(Beginning of PROVIDED RECORDS)
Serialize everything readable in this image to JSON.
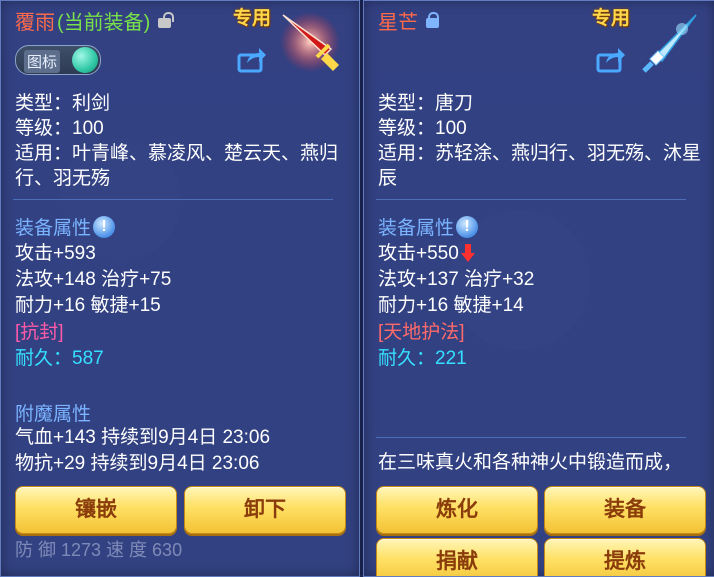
{
  "left_item": {
    "name": "覆雨",
    "equipped_tag": "(当前装备)",
    "exclusive_badge": "专用",
    "icon_toggle_label": "图标",
    "type": "类型：利剑",
    "level": "等级：100",
    "applicable": "适用：叶青峰、慕凌风、楚云天、燕归行、羽无殇",
    "attr_header": "装备属性",
    "attack": "攻击+593",
    "magic_heal": "法攻+148 治疗+75",
    "stamina_agility": "耐力+16 敏捷+15",
    "special_tag": "[抗封]",
    "durability": "耐久：587",
    "enchant_header": "附魔属性",
    "enchant_1": "气血+143 持续到9月4日 23:06",
    "enchant_2": "物抗+29 持续到9月4日 23:06",
    "buttons": {
      "inlay": "镶嵌",
      "unequip": "卸下"
    },
    "bg_stats": "防 御    1273        速 度    630"
  },
  "right_item": {
    "name": "星芒",
    "exclusive_badge": "专用",
    "type": "类型：唐刀",
    "level": "等级：100",
    "applicable": "适用：苏轻涂、燕归行、羽无殇、沐星辰",
    "attr_header": "装备属性",
    "attack": "攻击+550",
    "magic_heal": "法攻+137 治疗+32",
    "stamina_agility": "耐力+16 敏捷+14",
    "special_tag": "[天地护法]",
    "durability": "耐久：221",
    "description": "在三味真火和各种神火中锻造而成，",
    "buttons": {
      "refine": "炼化",
      "equip": "装备",
      "donate": "捐献",
      "extract": "提炼"
    }
  },
  "colors": {
    "name_red": "#ff6a4a",
    "equipped_green": "#78e14a",
    "attr_blue": "#7ab3ff",
    "durability_cyan": "#35e0ff",
    "tag_pink": "#ff5aa8",
    "button_yellow": "#ffe063"
  },
  "icons": [
    "lock-open-icon",
    "lock-closed-icon",
    "share-icon",
    "info-icon",
    "sword-icon",
    "blade-icon",
    "arrow-down-icon",
    "toggle-knob"
  ]
}
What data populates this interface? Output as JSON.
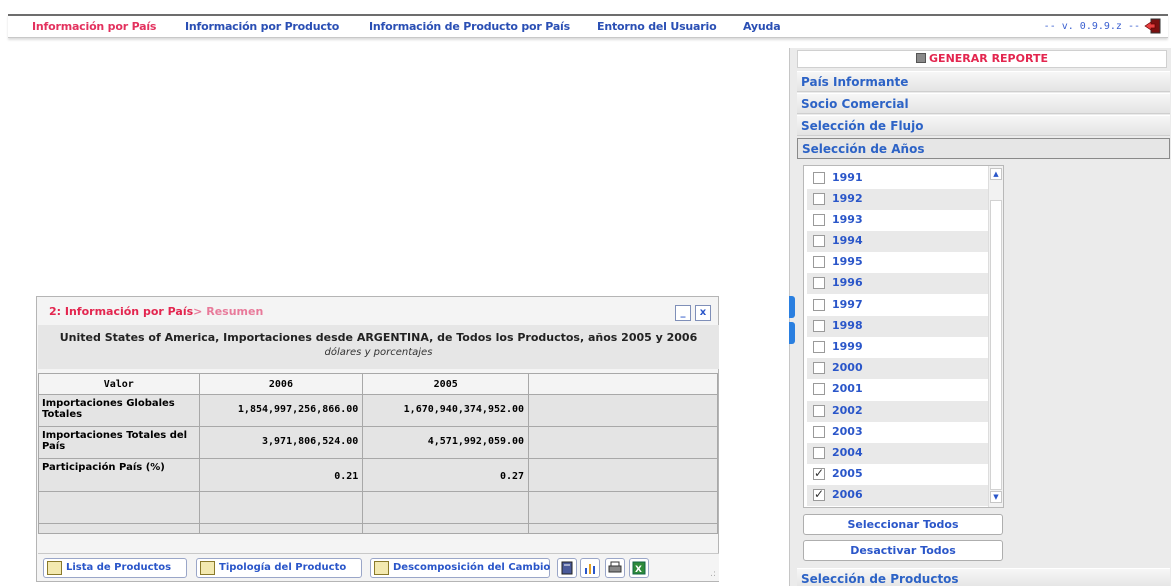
{
  "menu": {
    "items": [
      {
        "label": "Información por País",
        "active": true
      },
      {
        "label": "Información por Producto",
        "active": false
      },
      {
        "label": "Información de Producto por País",
        "active": false
      },
      {
        "label": "Entorno del Usuario",
        "active": false
      },
      {
        "label": "Ayuda",
        "active": false
      }
    ],
    "version": "-- v. 0.9.9.z --"
  },
  "panel": {
    "generate_label": "GENERAR REPORTE",
    "sections": [
      {
        "label": "País Informante"
      },
      {
        "label": "Socio Comercial"
      },
      {
        "label": "Selección de Flujo"
      },
      {
        "label": "Selección de Años"
      }
    ],
    "years": [
      {
        "label": "1991",
        "checked": false
      },
      {
        "label": "1992",
        "checked": false
      },
      {
        "label": "1993",
        "checked": false
      },
      {
        "label": "1994",
        "checked": false
      },
      {
        "label": "1995",
        "checked": false
      },
      {
        "label": "1996",
        "checked": false
      },
      {
        "label": "1997",
        "checked": false
      },
      {
        "label": "1998",
        "checked": false
      },
      {
        "label": "1999",
        "checked": false
      },
      {
        "label": "2000",
        "checked": false
      },
      {
        "label": "2001",
        "checked": false
      },
      {
        "label": "2002",
        "checked": false
      },
      {
        "label": "2003",
        "checked": false
      },
      {
        "label": "2004",
        "checked": false
      },
      {
        "label": "2005",
        "checked": true
      },
      {
        "label": "2006",
        "checked": true
      }
    ],
    "select_all_label": "Seleccionar Todos",
    "deselect_all_label": "Desactivar Todos",
    "products_section_label": "Selección de Productos"
  },
  "window": {
    "title": "2: Información por País",
    "title_crumb": "> Resumen",
    "minimize_label": "_",
    "close_label": "x",
    "heading": "United States of America, Importaciones desde ARGENTINA, de Todos los Productos, años 2005 y 2006",
    "subheading": "dólares y porcentajes",
    "table": {
      "headers": [
        "Valor",
        "2006",
        "2005",
        ""
      ],
      "rows": [
        {
          "label": "Importaciones Globales Totales",
          "v2006": "1,854,997,256,866.00",
          "v2005": "1,670,940,374,952.00"
        },
        {
          "label": "Importaciones Totales del País",
          "v2006": "3,971,806,524.00",
          "v2005": "4,571,992,059.00"
        },
        {
          "label": "Participación País (%)",
          "v2006": "0.21",
          "v2005": "0.27"
        }
      ]
    },
    "toolbar": {
      "product_list_label": "Lista de Productos",
      "product_typology_label": "Tipología del Producto",
      "change_decomposition_label": "Descomposición del Cambio"
    }
  }
}
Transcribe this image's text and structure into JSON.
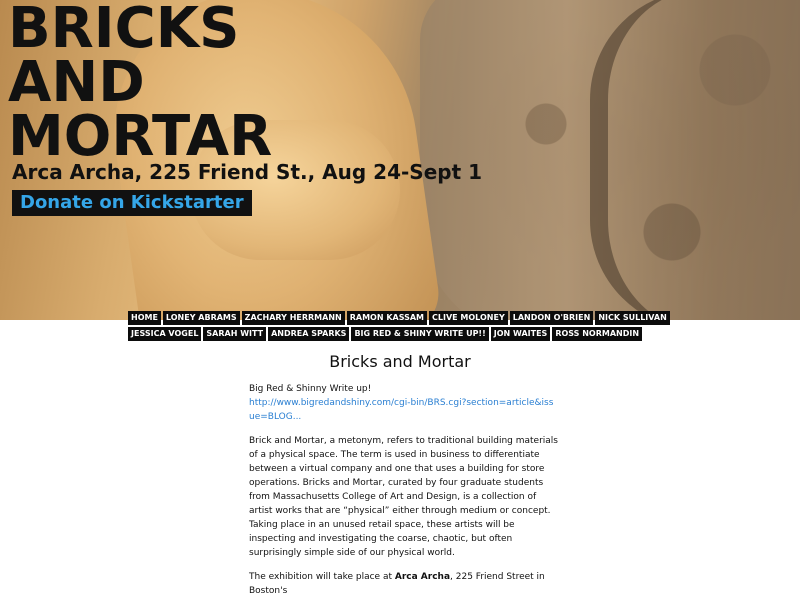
{
  "hero": {
    "title_line1": "BRICKS",
    "title_line2": "AND",
    "title_line3": "MORTAR",
    "subtitle": "Arca Archa, 225 Friend St., Aug 24-Sept 1",
    "donate_label": "Donate on Kickstarter",
    "donate_color": "#35a6e8"
  },
  "nav": {
    "items": [
      "HOME",
      "LONEY ABRAMS",
      "ZACHARY HERRMANN",
      "RAMON KASSAM",
      "CLIVE MOLONEY",
      "LANDON O'BRIEN",
      "NICK SULLIVAN",
      "JESSICA VOGEL",
      "SARAH WITT",
      "ANDREA SPARKS",
      "BIG RED & SHINY WRITE UP!!",
      "JON WAITES",
      "ROSS NORMANDIN"
    ]
  },
  "page": {
    "title": "Bricks and Mortar"
  },
  "post": {
    "intro": "Big Red & Shinny Write up!",
    "link": "http://www.bigredandshiny.com/cgi-bin/BRS.cgi?section=article&issue=BLOG...",
    "paragraph1": "Brick and Mortar, a metonym, refers to traditional building materials of a physical space. The term is used in business to differentiate between a virtual company and one that uses a building for store operations. Bricks and Mortar, curated by four graduate students from Massachusetts College of Art and Design, is a collection of artist works that are “physical” either through medium or concept. Taking place in an unused retail space, these artists will be inspecting and investigating the coarse, chaotic, but often surprisingly simple side of our physical world.",
    "paragraph2_start": "The exhibition will take place at ",
    "paragraph2_bold": "Arca Archa",
    "paragraph2_end": ", 225 Friend Street in Boston's"
  }
}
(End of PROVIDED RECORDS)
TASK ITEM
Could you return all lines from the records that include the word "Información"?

ANSWER TO THIS PROBLEM
        "label": "Información por País",
        "label": "Información por Producto",
        "label": "Información de Producto por País",
    "title": "2: Información por País",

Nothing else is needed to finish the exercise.